### [What this task involves]
A faithful copy of the data below is required, leaving out every picture.

*** Source information Section Begins ***

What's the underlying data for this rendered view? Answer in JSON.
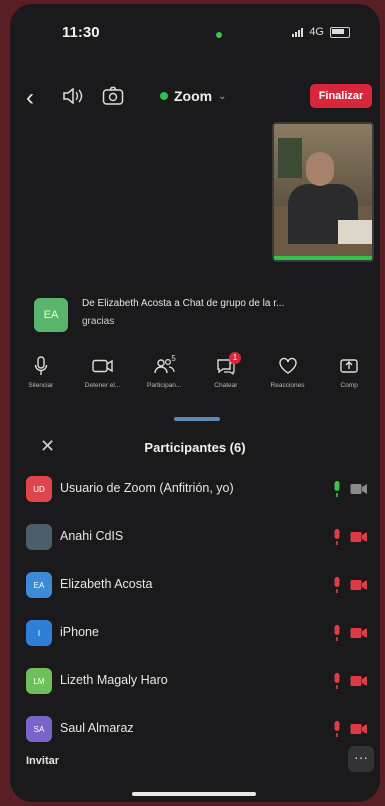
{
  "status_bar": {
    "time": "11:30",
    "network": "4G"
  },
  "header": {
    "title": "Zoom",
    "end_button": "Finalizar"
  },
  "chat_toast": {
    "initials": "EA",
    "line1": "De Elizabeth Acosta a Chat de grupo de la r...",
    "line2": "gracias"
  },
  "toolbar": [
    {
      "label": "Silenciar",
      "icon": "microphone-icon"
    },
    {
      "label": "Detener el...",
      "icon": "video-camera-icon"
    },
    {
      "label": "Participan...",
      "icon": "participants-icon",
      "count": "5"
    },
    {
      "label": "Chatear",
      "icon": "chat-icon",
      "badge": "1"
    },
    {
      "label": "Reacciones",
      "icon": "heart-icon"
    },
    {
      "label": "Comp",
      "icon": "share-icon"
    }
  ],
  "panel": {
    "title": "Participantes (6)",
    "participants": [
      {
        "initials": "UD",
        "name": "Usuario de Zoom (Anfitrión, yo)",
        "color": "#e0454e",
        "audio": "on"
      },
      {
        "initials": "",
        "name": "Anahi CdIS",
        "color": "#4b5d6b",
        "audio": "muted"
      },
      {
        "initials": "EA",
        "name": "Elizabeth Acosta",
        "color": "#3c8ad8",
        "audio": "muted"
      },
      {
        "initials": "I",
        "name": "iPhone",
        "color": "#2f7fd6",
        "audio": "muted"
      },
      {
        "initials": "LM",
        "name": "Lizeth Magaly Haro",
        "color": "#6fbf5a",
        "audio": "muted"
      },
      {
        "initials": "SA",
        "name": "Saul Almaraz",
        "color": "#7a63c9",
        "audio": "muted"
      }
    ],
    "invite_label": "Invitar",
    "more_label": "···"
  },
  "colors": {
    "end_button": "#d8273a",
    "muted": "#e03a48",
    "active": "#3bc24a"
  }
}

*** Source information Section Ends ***

### [Finished task]
What's the underlying data for this rendered view? Answer in JSON.
{
  "status_bar": {
    "time": "11:30",
    "network": "4G"
  },
  "header": {
    "title": "Zoom",
    "end_button": "Finalizar"
  },
  "chat_toast": {
    "initials": "EA",
    "line1": "De Elizabeth Acosta a Chat de grupo de la r...",
    "line2": "gracias"
  },
  "toolbar": [
    {
      "label": "Silenciar",
      "icon": "microphone-icon"
    },
    {
      "label": "Detener el...",
      "icon": "video-camera-icon"
    },
    {
      "label": "Participan...",
      "icon": "participants-icon",
      "count": "5"
    },
    {
      "label": "Chatear",
      "icon": "chat-icon",
      "badge": "1"
    },
    {
      "label": "Reacciones",
      "icon": "heart-icon"
    },
    {
      "label": "Comp",
      "icon": "share-icon"
    }
  ],
  "panel": {
    "title": "Participantes (6)",
    "participants": [
      {
        "initials": "UD",
        "name": "Usuario de Zoom (Anfitrión, yo)",
        "color": "#e0454e",
        "audio": "on"
      },
      {
        "initials": "",
        "name": "Anahi CdIS",
        "color": "#4b5d6b",
        "audio": "muted"
      },
      {
        "initials": "EA",
        "name": "Elizabeth Acosta",
        "color": "#3c8ad8",
        "audio": "muted"
      },
      {
        "initials": "I",
        "name": "iPhone",
        "color": "#2f7fd6",
        "audio": "muted"
      },
      {
        "initials": "LM",
        "name": "Lizeth Magaly Haro",
        "color": "#6fbf5a",
        "audio": "muted"
      },
      {
        "initials": "SA",
        "name": "Saul Almaraz",
        "color": "#7a63c9",
        "audio": "muted"
      }
    ],
    "invite_label": "Invitar",
    "more_label": "···"
  },
  "colors": {
    "end_button": "#d8273a",
    "muted": "#e03a48",
    "active": "#3bc24a"
  }
}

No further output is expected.